Kidneys and Urinary TractThe kidneys perform several functions that are essential to health, the most important of which are to filter blood and produce urine.
Nephrotic SyndromeNephrotic syndrome happens when tiny filtering units in the kidneys stop working properly. This can cause weight gain and other symptoms. Most kids eventually outgrow it.
Recurrent Urinary Tract Infections and Related ConditionsRecurrent urinary tract infections can cause kidney damage if left untreated, especially in kids under age 6. Here's how to recognize the symptom of UTIs and get help for your child.
Renal Tubular AcidosisThis kidney problem causes acid levels in the blood to become too high, causing fatigue, muscle weakness, and other kidney problems. The condition is usually treatable.
Ultrasound: BladderDoctors order bladder ultrasounds when there's a concern about bladder problems, such as difficulty urinating or daytime wetting.
Ultrasound: Renal (Kidneys, Ureters, Bladder)A renal ultrasound makes images of your child's kidneys, ureters, and bladder. Doctors may order this test if they suspect kidney damage, cysts, tumors, kidney stones, or complications from urinary tract infections.
Urinary Tract InfectionsA urinary tract infection (UTI) is one of the most common reasons that teens visit a doctor. Learn about the symptoms of UTIs, how they're treated, and more in this article.
Urinary Tract Infections (UTIs)Urinary tract infections (UTIs) are common in kids. They're easy to treat and usually clear up in a week or so.
Urine Test: CalciumA urine calcium test can help monitor or determine the cause of kidney stones and other kidney diseases, or detect overactivity or underactivity in the parathyroid glands.
Urine Test: CreatinineLow levels of creatinine in the urine may point to a kidney disease, certain muscular and neuromuscular disorders, or an obstruction of the urinary tract.
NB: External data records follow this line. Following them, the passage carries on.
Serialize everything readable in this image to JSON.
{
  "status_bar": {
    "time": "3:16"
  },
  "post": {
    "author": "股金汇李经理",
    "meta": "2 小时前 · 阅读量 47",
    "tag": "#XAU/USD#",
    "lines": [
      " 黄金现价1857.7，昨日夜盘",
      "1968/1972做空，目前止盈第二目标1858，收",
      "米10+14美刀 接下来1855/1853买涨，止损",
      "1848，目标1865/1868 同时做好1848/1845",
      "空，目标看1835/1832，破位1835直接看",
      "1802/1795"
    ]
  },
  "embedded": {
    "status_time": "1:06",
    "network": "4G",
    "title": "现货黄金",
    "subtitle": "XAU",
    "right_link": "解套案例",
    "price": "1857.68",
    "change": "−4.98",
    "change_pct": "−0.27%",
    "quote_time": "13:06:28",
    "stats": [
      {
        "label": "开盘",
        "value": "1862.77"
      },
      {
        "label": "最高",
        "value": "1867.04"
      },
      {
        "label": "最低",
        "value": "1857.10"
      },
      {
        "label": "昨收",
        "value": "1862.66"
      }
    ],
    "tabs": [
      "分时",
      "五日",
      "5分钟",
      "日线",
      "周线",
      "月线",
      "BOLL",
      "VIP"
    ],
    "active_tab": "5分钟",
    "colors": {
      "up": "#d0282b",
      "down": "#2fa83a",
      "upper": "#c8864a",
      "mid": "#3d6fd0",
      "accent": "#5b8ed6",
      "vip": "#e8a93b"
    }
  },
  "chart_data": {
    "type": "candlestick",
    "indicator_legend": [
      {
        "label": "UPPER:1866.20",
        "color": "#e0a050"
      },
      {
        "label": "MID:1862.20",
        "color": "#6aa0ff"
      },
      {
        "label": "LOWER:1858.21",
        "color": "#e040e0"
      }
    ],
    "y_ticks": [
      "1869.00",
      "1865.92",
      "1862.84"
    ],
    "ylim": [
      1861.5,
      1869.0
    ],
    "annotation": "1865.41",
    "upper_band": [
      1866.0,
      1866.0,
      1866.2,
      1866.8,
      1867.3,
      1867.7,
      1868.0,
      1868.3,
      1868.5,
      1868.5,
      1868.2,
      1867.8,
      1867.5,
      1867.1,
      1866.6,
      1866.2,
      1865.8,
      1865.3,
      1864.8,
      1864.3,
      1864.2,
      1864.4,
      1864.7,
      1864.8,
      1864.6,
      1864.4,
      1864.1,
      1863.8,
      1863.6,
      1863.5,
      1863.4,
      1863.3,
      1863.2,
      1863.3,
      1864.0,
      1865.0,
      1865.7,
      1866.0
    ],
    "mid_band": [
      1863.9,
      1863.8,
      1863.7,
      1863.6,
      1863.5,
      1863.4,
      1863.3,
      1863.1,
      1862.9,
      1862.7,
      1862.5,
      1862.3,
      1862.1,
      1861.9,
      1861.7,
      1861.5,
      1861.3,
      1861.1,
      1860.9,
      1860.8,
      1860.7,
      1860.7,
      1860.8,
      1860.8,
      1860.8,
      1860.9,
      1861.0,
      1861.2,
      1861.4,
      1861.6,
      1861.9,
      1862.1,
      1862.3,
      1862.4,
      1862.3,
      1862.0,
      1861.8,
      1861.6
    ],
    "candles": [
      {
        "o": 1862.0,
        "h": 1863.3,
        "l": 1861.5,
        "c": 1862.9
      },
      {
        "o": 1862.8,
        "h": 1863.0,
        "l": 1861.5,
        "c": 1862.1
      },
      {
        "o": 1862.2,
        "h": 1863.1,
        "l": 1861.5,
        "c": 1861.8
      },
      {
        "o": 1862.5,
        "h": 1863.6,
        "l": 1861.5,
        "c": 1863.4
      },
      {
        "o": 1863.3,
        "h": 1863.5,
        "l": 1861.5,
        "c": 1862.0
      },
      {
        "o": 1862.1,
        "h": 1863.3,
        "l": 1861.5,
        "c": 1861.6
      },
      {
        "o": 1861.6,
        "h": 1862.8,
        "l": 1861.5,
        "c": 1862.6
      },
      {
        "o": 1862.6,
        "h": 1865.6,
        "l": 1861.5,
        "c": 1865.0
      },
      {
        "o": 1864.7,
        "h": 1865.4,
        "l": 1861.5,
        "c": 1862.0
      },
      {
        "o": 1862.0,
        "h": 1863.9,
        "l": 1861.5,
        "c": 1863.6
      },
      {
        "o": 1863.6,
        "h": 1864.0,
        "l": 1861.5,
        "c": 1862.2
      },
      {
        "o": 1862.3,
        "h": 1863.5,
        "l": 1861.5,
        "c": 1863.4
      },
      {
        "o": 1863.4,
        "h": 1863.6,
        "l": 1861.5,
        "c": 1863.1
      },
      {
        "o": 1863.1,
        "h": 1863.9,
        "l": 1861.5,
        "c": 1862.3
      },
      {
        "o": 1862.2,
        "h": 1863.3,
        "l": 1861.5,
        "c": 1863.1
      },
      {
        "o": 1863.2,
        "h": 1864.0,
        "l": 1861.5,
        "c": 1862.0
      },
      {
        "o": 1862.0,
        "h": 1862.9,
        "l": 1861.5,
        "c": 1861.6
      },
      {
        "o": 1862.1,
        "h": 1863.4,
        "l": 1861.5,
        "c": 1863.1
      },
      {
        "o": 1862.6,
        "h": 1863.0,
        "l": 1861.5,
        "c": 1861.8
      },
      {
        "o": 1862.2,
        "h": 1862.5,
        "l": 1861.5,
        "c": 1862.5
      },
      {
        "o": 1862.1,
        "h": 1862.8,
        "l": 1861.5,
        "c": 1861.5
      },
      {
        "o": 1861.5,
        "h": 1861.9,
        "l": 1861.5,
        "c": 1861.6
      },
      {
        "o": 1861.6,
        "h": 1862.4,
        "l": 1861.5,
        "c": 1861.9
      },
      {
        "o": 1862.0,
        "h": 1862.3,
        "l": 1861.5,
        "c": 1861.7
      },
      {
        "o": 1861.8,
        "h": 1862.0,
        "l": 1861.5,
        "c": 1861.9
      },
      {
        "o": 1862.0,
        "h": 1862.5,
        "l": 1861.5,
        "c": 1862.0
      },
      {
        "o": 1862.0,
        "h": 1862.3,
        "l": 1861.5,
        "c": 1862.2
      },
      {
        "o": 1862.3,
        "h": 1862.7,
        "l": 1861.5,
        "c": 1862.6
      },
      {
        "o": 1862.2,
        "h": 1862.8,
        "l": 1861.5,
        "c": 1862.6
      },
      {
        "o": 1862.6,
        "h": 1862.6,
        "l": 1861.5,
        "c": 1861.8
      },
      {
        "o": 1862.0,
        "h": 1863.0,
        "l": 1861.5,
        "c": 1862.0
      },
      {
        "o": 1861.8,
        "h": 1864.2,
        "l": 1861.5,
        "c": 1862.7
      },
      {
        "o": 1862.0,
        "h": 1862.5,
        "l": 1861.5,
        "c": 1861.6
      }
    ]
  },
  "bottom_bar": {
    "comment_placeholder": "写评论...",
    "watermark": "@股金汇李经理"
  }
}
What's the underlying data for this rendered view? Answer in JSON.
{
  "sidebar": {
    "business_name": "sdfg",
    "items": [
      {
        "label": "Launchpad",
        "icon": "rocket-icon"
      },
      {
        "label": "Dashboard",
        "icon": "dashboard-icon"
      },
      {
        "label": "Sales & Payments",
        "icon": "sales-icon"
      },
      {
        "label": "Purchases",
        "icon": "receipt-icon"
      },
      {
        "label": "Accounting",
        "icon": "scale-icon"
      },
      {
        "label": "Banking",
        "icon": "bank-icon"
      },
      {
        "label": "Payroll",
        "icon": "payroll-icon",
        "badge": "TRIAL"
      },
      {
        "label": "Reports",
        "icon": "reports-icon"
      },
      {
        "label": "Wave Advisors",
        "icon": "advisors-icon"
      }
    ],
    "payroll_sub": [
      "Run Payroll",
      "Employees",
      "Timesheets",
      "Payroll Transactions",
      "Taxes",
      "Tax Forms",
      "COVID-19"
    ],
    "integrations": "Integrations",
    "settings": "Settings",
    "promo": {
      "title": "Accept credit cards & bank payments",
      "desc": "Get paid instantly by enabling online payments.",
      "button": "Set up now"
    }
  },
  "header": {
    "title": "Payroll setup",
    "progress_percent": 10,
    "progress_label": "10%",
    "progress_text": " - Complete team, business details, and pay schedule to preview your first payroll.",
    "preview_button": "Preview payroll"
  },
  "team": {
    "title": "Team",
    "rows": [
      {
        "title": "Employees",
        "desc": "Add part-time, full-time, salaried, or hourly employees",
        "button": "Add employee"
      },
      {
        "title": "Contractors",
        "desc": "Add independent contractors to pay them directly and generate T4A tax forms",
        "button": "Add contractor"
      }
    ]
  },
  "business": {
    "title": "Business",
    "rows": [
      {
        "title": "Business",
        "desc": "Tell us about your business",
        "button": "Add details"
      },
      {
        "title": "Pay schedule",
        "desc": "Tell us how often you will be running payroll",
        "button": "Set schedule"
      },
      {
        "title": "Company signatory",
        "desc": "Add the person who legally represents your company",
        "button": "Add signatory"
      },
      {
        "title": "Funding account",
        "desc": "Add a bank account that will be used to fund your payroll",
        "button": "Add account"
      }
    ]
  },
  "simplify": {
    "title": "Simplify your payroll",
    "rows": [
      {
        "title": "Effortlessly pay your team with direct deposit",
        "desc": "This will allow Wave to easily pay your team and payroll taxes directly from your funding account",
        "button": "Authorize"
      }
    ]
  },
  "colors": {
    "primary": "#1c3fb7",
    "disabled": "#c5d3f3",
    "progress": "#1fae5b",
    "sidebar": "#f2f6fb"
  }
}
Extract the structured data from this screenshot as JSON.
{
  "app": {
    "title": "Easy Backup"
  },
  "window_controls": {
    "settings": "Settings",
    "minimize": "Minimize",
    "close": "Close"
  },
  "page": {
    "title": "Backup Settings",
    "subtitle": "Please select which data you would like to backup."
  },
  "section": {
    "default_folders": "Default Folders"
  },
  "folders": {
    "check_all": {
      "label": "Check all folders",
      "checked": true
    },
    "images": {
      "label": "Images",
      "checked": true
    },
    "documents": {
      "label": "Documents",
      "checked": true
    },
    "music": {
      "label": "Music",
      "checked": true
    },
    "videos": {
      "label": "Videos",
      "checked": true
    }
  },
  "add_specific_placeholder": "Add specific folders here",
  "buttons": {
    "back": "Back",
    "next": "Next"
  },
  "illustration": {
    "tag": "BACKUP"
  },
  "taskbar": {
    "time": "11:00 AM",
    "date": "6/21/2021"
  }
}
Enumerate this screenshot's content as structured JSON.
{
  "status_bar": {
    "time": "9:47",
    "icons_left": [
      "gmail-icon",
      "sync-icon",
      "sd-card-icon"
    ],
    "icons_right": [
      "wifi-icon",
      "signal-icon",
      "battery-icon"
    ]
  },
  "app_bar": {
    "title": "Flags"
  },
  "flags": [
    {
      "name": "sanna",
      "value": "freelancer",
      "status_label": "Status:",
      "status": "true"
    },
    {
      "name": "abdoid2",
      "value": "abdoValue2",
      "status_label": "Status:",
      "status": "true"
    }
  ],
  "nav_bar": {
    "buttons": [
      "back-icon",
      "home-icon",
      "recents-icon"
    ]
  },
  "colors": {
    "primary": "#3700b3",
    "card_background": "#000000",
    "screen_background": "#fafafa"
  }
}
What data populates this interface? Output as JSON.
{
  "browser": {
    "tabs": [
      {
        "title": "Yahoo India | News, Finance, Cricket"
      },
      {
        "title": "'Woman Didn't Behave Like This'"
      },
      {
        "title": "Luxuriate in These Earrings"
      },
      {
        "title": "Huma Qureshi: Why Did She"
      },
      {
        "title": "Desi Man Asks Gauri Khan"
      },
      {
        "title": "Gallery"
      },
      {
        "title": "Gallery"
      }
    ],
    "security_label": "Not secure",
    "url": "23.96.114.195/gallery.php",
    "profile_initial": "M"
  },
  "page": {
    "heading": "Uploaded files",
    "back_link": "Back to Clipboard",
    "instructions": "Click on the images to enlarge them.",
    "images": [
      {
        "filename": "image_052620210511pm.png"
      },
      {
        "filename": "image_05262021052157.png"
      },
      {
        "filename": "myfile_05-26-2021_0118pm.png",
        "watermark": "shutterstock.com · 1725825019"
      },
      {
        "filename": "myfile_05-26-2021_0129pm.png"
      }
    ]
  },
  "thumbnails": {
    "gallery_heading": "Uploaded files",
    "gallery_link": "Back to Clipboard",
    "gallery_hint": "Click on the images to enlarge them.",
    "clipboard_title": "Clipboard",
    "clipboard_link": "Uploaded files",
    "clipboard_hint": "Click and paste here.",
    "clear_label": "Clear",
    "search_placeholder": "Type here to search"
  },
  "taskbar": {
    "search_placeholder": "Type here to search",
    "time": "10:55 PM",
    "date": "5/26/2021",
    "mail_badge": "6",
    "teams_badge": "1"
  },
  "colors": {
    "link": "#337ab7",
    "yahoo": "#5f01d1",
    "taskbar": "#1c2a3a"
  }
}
Urine Test: Microalbumin-to-Creatinine RatioThe microalbumin-to-creatinine ratio test is most commonly used to screen for kidney problems in teens with diabetes. It may also be used to monitor kidney function in kids and teens who have a kidney disease.
Urine Test: ProteinThe urine protein test is most commonly used to screen for kidney disease and also can help monitor kidney function.
Urine TestsIs your child having a urine culture or urinalysis performed? Find out why urine tests are performed, and what to expect when the doctor orders them.
Vesicoureteral Reflux (VUR)This problem with the urinary tract causes urine to flow backward from the bladder to the kidneys. Most cases can be treated effectively, and many kids outgrow the condition.
When Your Child Has a Chronic Kidney DiseaseParents of kids who have a chronic kidney disease often worry about what might happen next, how their child feels, and what treatments are likely to be involved. Find answers here.
When Your Child Needs a Kidney TransplantIf your child needs a kidney transplant, you're probably feeling lots of emotions. Fortunately, many kids who undergo kidney transplants go on to live normal, healthy lives.
Your KidneysYou need at least one kidney to live. Find out why in this article for kids.
Your Urinary SystemYou pee every day, but what makes it happen? Find out in this article for kids about the urinary system.
kh:age-allAgesOrAgeAgnostickh:clinicalDesignation-nephrologykh:clinicalDesignation-urologykh:genre-articlekh:primaryClinicalDesignation-nephrologyBody Basics Basics Basics: Cancer Basics: Sports Medicine Basics: Cerebral Palsy